Zehrunisa Husain Quotes in Behind the Beautiful Forevers
Zehrunisa would go, sighing, to separate the miserable couple, just as she sighed on Eid and other Muslim holidays before inviting them to share her mutton korma. The family of the child-abusing Fatima, the family of the skeezy brothel owner: This was the Muslim fellowship she had in Annawadi.
"It's easy to break a single bamboo stick, but when you bundle the sticks, you can't even bend them," she told her children. "It's the same with family and with the people of our faith. Despite the petty differences, Muslims have to join up in big sufferings, and for Eid."

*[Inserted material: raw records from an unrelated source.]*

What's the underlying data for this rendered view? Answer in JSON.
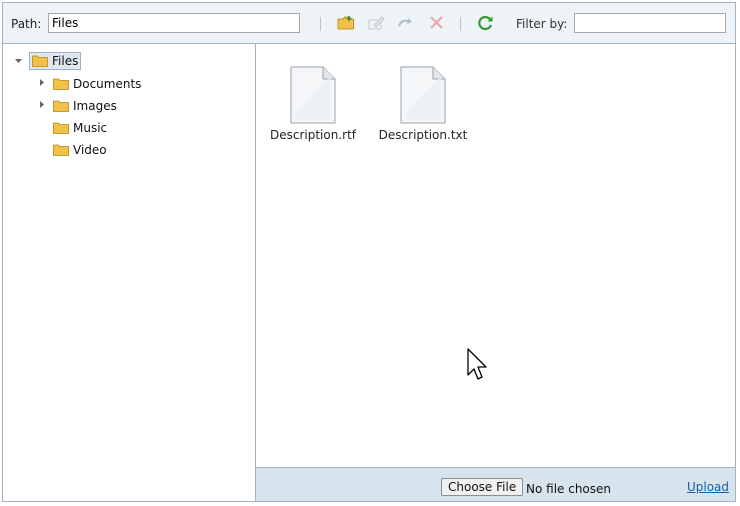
{
  "toolbar": {
    "path_label": "Path:",
    "path_value": "Files",
    "filter_label": "Filter by:",
    "filter_value": "",
    "icons": [
      "new-folder-icon",
      "rename-icon",
      "move-icon",
      "delete-icon",
      "refresh-icon"
    ]
  },
  "tree": {
    "root": "Files",
    "items": [
      {
        "label": "Documents",
        "expandable": true
      },
      {
        "label": "Images",
        "expandable": true
      },
      {
        "label": "Music",
        "expandable": false
      },
      {
        "label": "Video",
        "expandable": false
      }
    ]
  },
  "files": [
    {
      "name": "Description.rtf"
    },
    {
      "name": "Description.txt"
    }
  ],
  "upload": {
    "choose_label": "Choose File",
    "no_file_label": "No file chosen",
    "upload_link": "Upload"
  },
  "colors": {
    "toolbar_bg": "#eef3f8",
    "border": "#a4b1c0",
    "upload_bar_bg": "#d7e3ed",
    "folder": "#f1c24a",
    "link": "#1a5fa8"
  }
}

She was less and less sure she wanted to go to Vasai, less and less sure her husband would live to get there. She wanted a more hygienic home here, in the name of her children's vitality… On the floor she wanted ceramic tiles like the ones advertised on the Beautiful Forever wall - tiles that could be scrubbed clean, instead of broken concrete that harbored filth in each striation. With these small improvements, she thought her children might stay as healthy as children in Annawadi could be.
"Everyone is jealous of us, fixing our house," Kehkashan explained to an older cousin who'd just arrived from the countryside.
"So let them be jealous," Zehrunisa exclaimed. "Why shouldn’t we live in a better room now that we are doing a little better?"
He didn't know if his mother was right about an earlier, peaceful age in which poor people had accepted the fates that their respective gods had written on their foreheads, and in turn treated one another more kindly. He just knew that she didn't really long for companionable misery. She'd known abjectness, loathed its recollection, and raised her son for a modern age of ruthless competition. In this age, some people rose and some people fell, and ever since he was little, she'd made him understand that he had to rise.